• _Action item_
Would you retype the whole listing exactly, leaving its pictures out?

[[ Stored data, beginning ]]

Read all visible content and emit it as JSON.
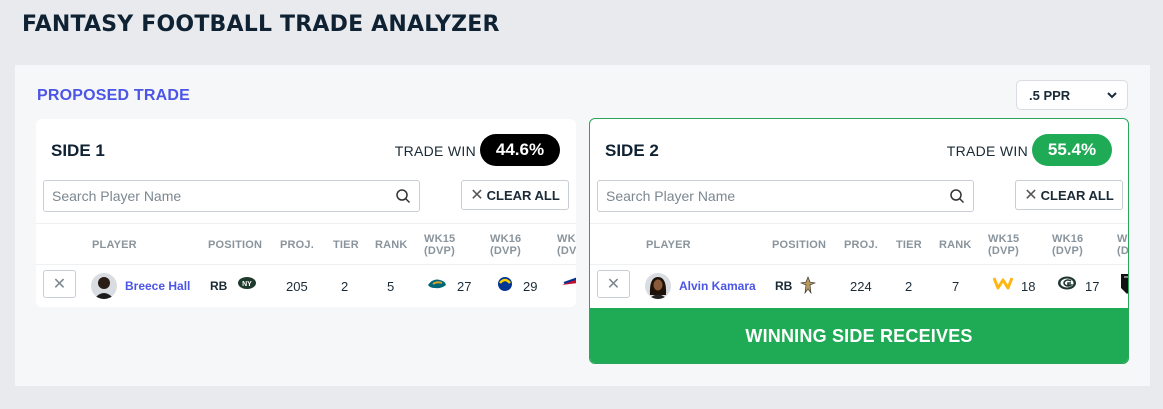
{
  "app": {
    "title": "FANTASY FOOTBALL TRADE ANALYZER"
  },
  "trade": {
    "heading": "PROPOSED TRADE",
    "scoring": "​.5 PPR"
  },
  "columns": {
    "player": "PLAYER",
    "position": "POSITION",
    "proj": "PROJ.",
    "tier": "TIER",
    "rank": "RANK",
    "wk15_a": "WK15",
    "wk15_b": "(DVP)",
    "wk16_a": "WK16",
    "wk16_b": "(DVP)",
    "wk17_a": "WK",
    "wk17_b": "(DV"
  },
  "side1": {
    "title": "SIDE 1",
    "trade_win_label": "TRADE WIN",
    "trade_win_pct": "44.6%",
    "search_placeholder": "Search Player Name",
    "clear_all": "CLEAR ALL",
    "remove": "✕",
    "player": {
      "name": "Breece Hall",
      "position": "RB",
      "team_icon": "jets-logo-icon",
      "proj": "205",
      "tier": "2",
      "rank": "5",
      "wk15_opp_icon": "jaguars-logo-icon",
      "wk15_dvp": "27",
      "wk16_opp_icon": "rams-logo-icon",
      "wk16_dvp": "29",
      "wk17_opp_icon": "bills-logo-icon"
    }
  },
  "side2": {
    "title": "SIDE 2",
    "trade_win_label": "TRADE WIN",
    "trade_win_pct": "55.4%",
    "search_placeholder": "Search Player Name",
    "clear_all": "CLEAR ALL",
    "remove": "✕",
    "winning_label": "WINNING SIDE RECEIVES",
    "player": {
      "name": "Alvin Kamara",
      "position": "RB",
      "team_icon": "saints-logo-icon",
      "proj": "224",
      "tier": "2",
      "rank": "7",
      "wk15_opp_icon": "commanders-logo-icon",
      "wk15_dvp": "18",
      "wk16_opp_icon": "packers-logo-icon",
      "wk16_dvp": "17",
      "wk17_opp_icon": "raiders-logo-icon"
    }
  },
  "colors": {
    "accent": "#4b55e6",
    "win_green": "#1fab55",
    "loss_black": "#000000"
  }
}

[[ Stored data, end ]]

• _Answer_
Read all visible content and emit it as JSON.
{
  "app": {
    "title": "FANTASY FOOTBALL TRADE ANALYZER"
  },
  "trade": {
    "heading": "PROPOSED TRADE",
    "scoring": "​.5 PPR"
  },
  "columns": {
    "player": "PLAYER",
    "position": "POSITION",
    "proj": "PROJ.",
    "tier": "TIER",
    "rank": "RANK",
    "wk15_a": "WK15",
    "wk15_b": "(DVP)",
    "wk16_a": "WK16",
    "wk16_b": "(DVP)",
    "wk17_a": "WK",
    "wk17_b": "(DV"
  },
  "side1": {
    "title": "SIDE 1",
    "trade_win_label": "TRADE WIN",
    "trade_win_pct": "44.6%",
    "search_placeholder": "Search Player Name",
    "clear_all": "CLEAR ALL",
    "remove": "✕",
    "player": {
      "name": "Breece Hall",
      "position": "RB",
      "team_icon": "jets-logo-icon",
      "proj": "205",
      "tier": "2",
      "rank": "5",
      "wk15_opp_icon": "jaguars-logo-icon",
      "wk15_dvp": "27",
      "wk16_opp_icon": "rams-logo-icon",
      "wk16_dvp": "29",
      "wk17_opp_icon": "bills-logo-icon"
    }
  },
  "side2": {
    "title": "SIDE 2",
    "trade_win_label": "TRADE WIN",
    "trade_win_pct": "55.4%",
    "search_placeholder": "Search Player Name",
    "clear_all": "CLEAR ALL",
    "remove": "✕",
    "winning_label": "WINNING SIDE RECEIVES",
    "player": {
      "name": "Alvin Kamara",
      "position": "RB",
      "team_icon": "saints-logo-icon",
      "proj": "224",
      "tier": "2",
      "rank": "7",
      "wk15_opp_icon": "commanders-logo-icon",
      "wk15_dvp": "18",
      "wk16_opp_icon": "packers-logo-icon",
      "wk16_dvp": "17",
      "wk17_opp_icon": "raiders-logo-icon"
    }
  },
  "colors": {
    "accent": "#4b55e6",
    "win_green": "#1fab55",
    "loss_black": "#000000"
  }
}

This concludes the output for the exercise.